The drug used in the treatment of ocular disorders is a lyophilized preparation of the neurotoxin. The drug is provided in vacuum-sealed vials, each containing 125 or 250 units of toxin activity. One unit is defined as the amount of toxin required to kill 50% of a group of 18- to 20-g female Swiss-Webster mice, and it is equivalent to 0.4 ng (0.0004 ,ug) of dried toxin. On the basis of studies in monkeys the median lethal dose (LD50) 70-kg human is approximately 2.0 µg. Patients treated for blepharospasm, dystonia or hemifacial spasm receive no more than 150 units (0.06 µg) of toxin per treatment.
Method of treatment
To treat eyelid spasms one injects the preseptal and pretarsal orbicularis oculi muscles in selected sites on each side with a 25- or 27-gauge needle attached to a tuberculin syringe (Fig. 1). For an initial treatment 0.1 ml (5 units) of botulinum A exotoxin is injected at each site. If the eyebrows are in spasm the procerus and corrugator muscles are also injected.
In patients with hemifacial spasm the periocular muscles on the involved side are injected.

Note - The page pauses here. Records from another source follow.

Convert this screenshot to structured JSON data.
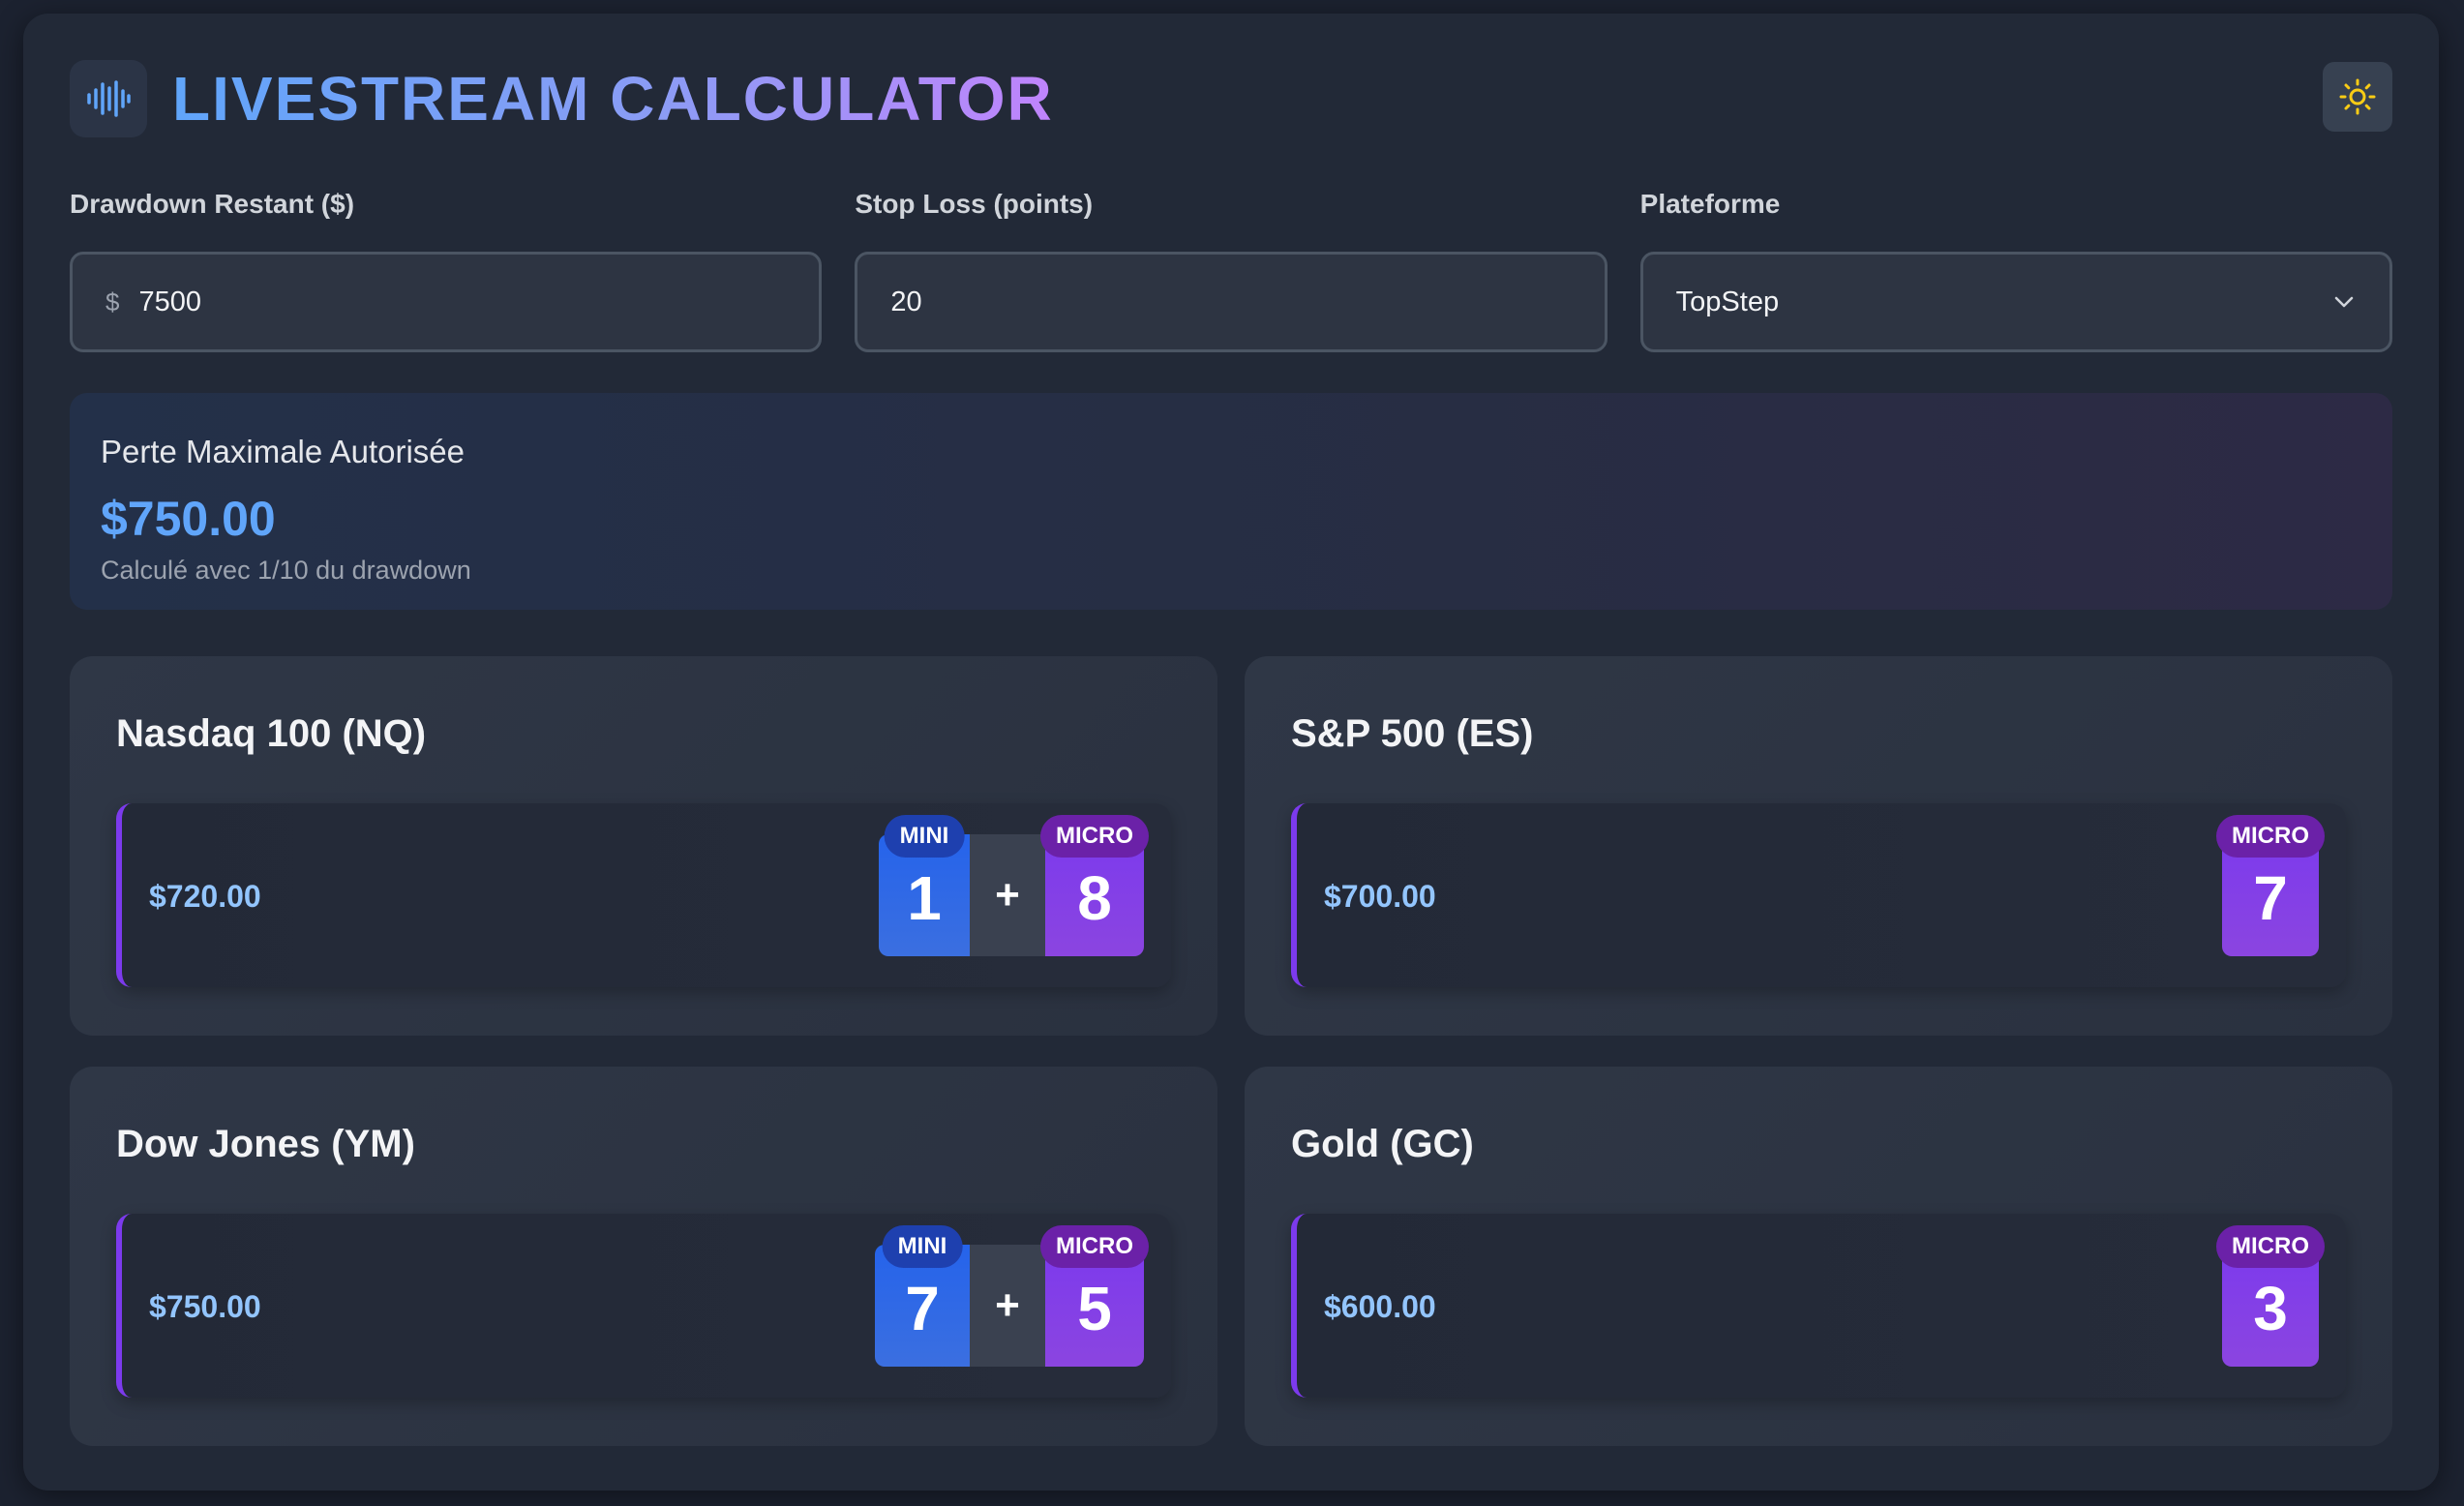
{
  "header": {
    "title": "LIVESTREAM CALCULATOR",
    "logo_icon": "audio-waveform-icon",
    "theme_icon": "sun-icon"
  },
  "fields": {
    "drawdown": {
      "label": "Drawdown Restant ($)",
      "prefix": "$",
      "value": "7500"
    },
    "stoploss": {
      "label": "Stop Loss (points)",
      "value": "20"
    },
    "platform": {
      "label": "Plateforme",
      "value": "TopStep"
    }
  },
  "summary": {
    "label": "Perte Maximale Autorisée",
    "value": "$750.00",
    "note": "Calculé avec 1/10 du drawdown"
  },
  "cards": [
    {
      "title": "Nasdaq 100 (NQ)",
      "amount": "$720.00",
      "mini_label": "MINI",
      "mini": "1",
      "plus": "+",
      "micro_label": "MICRO",
      "micro": "8"
    },
    {
      "title": "S&P 500 (ES)",
      "amount": "$700.00",
      "micro_label": "MICRO",
      "micro": "7"
    },
    {
      "title": "Dow Jones (YM)",
      "amount": "$750.00",
      "mini_label": "MINI",
      "mini": "7",
      "plus": "+",
      "micro_label": "MICRO",
      "micro": "5"
    },
    {
      "title": "Gold (GC)",
      "amount": "$600.00",
      "micro_label": "MICRO",
      "micro": "3"
    }
  ],
  "colors": {
    "accent_blue": "#60a5fa",
    "accent_purple": "#7c3aed",
    "mini_badge": "#2563eb",
    "sun": "#facc15"
  }
}
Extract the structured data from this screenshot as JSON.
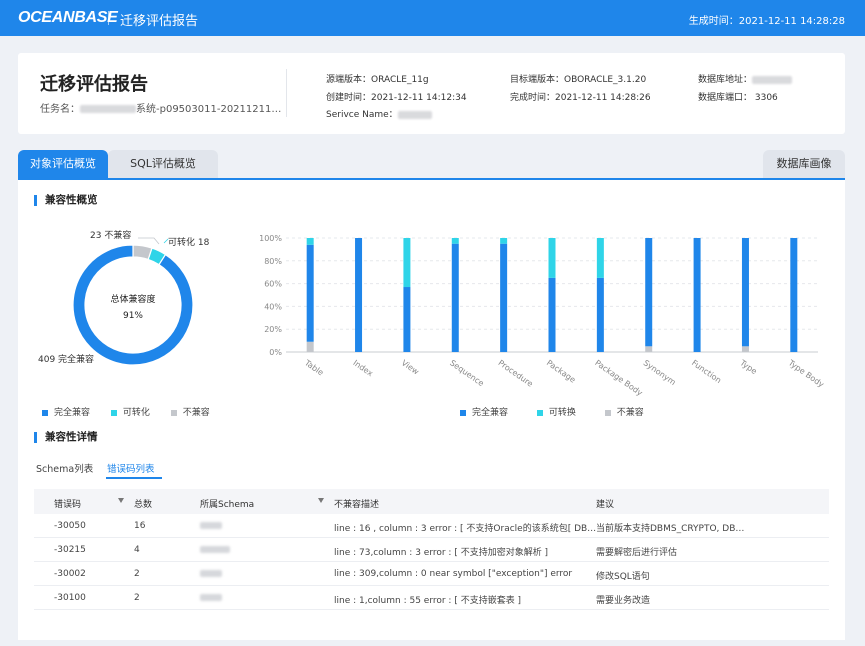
{
  "header": {
    "logo": "OCEANBASE",
    "title": "迁移评估报告",
    "generated_at": "生成时间：2021-12-11 14:28:28"
  },
  "info": {
    "title": "迁移评估报告",
    "task_prefix": "任务名：",
    "task_suffix": "系统-p09503011-20211211…",
    "source_version": "源端版本：ORACLE_11g",
    "created": "创建时间：2021-12-11 14:12:34",
    "service_name": "Serivce Name：",
    "target_version": "目标端版本：OBORACLE_3.1.20",
    "completed": "完成时间：2021-12-11 14:28:26",
    "db_address": "数据库地址：",
    "db_port": "数据库端口：  3306"
  },
  "tabs": {
    "object": "对象评估概览",
    "sql": "SQL评估概览",
    "profile": "数据库画像"
  },
  "overview": {
    "heading": "兼容性概览",
    "donut_center_label": "总体兼容度",
    "donut_center_value": "91%",
    "label_incompatible": "23 不兼容",
    "label_convertible": "可转化 18",
    "label_compatible": "409 完全兼容",
    "donut": {
      "compatible": 409,
      "convertible": 18,
      "incompatible": 23
    },
    "legend_left": [
      "完全兼容",
      "可转化",
      "不兼容"
    ],
    "legend_right": [
      "完全兼容",
      "可转换",
      "不兼容"
    ],
    "colors": {
      "compatible": "#1f86ea",
      "convertible": "#2fd4e8",
      "incompatible": "#c4c7cc"
    }
  },
  "chart_data": {
    "type": "bar",
    "stacked": true,
    "categories": [
      "Table",
      "Index",
      "View",
      "Sequence",
      "Procedure",
      "Package",
      "Package Body",
      "Synonym",
      "Function",
      "Type",
      "Type Body"
    ],
    "series": [
      {
        "name": "完全兼容",
        "values": [
          85,
          100,
          57,
          95,
          95,
          65,
          65,
          95,
          100,
          95,
          100
        ]
      },
      {
        "name": "可转换",
        "values": [
          6,
          0,
          43,
          5,
          5,
          35,
          35,
          0,
          0,
          0,
          0
        ]
      },
      {
        "name": "不兼容",
        "values": [
          9,
          0,
          0,
          0,
          0,
          0,
          0,
          5,
          0,
          5,
          0
        ]
      }
    ],
    "yticks": [
      "0%",
      "20%",
      "40%",
      "60%",
      "80%",
      "100%"
    ],
    "ylim": [
      0,
      100
    ],
    "grid": true
  },
  "details": {
    "heading": "兼容性详情",
    "subtab_schema": "Schema列表",
    "subtab_errors": "错误码列表",
    "columns": [
      "错误码",
      "总数",
      "所属Schema",
      "不兼容描述",
      "建议"
    ],
    "rows": [
      {
        "code": "-30050",
        "count": "16",
        "desc": "line : 16 , column : 3 error : [ 不支持Oracle的该系统包[ DB…",
        "advice": "当前版本支持DBMS_CRYPTO, DB…"
      },
      {
        "code": "-30215",
        "count": "4",
        "desc": "line : 73,column : 3 error : [ 不支持加密对象解析 ]",
        "advice": "需要解密后进行评估"
      },
      {
        "code": "-30002",
        "count": "2",
        "desc": "line : 309,column : 0 near symbol [\"exception\"] error",
        "advice": "修改SQL语句"
      },
      {
        "code": "-30100",
        "count": "2",
        "desc": "line : 1,column : 55 error : [ 不支持嵌套表 ]",
        "advice": "需要业务改造"
      }
    ]
  }
}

In addition they receive injections to the lower facial muscles, as do patients with cranial dystonia who have spasms of these muscles. Thus, the perioral,paranasal, chin and cheek muscles can be weakened at the same time as the periocular muscles. Each of these sites is injected initially with 5 units.[52,55,56]
Patients with spastic entropion or benign eyelid fasciculations receive one or two injections (5 to 10 units in total) into the orbicularis muscle that is in spasm. Spasmodic torticollis is treated with total doses the same as or greater than those for blepharospasm; the injections are made into neck muscles.
Results of treatment
Complete or almost complete relief of symptoms is achieved in 85% to 90% of series of injections for blepharospasm (Fig. 2) and in 90% to 100% of series for hemifacial spasm (Fig. 3).[52,54-58] These represent substantially better results than those reported with oral medication for either condition. However, relief is temporary in almost all cases, lasting on average 3 to 4 months. Thus, injections have to be repeated periodically for an indefinite period.
As of June 1987 we had given 76 patients with blepharospasm 240 series of injections. In 209 series (87%) there was complete relief of eyelid spasms, for an average of 14.1 weeks. We had also given 20 patients with hemifacial spasm 44 series of injections; all series relieved the spasms, for a mean of 17.4 weeks.
The doses used in treating blepharospasm and hemifacial spasm do not stimulate a detectable antigenic response to circulating toxin. In addition, double-blind studies in small groups of patients with bilateral blepharospasm have consistently shown objective improvement on the side of the face treated with the drug.[55,64]
Treatment with botulinum toxin has several advantages over oral and surgical therapies that result in a high rate of patient acceptance. It takes only approximately 15 minutes to perform. It is done on an outpatient basis, with no need for a local or general anesthetic. All reported side effects in patients with blepharospasm or hemifacial spasm were local ocular problems, including ptosis, dry eyes and tearing, due to excess eyelid laxity and were temporary in almost all cases.[52,55-59,65] In our patients the most common complications were ptosis (in 23% of treatments), dry eyes (in 18%) and tearing (in 5%).
The use of botulinum toxin in the treatment of several other forms of dystonia, including torticollis, spasmodic dysphonia and writer's cramp, is being investigated.[66-68]– Article originally printed in the CMAJ, VOL. 139, NOVEMBER 1, 1988.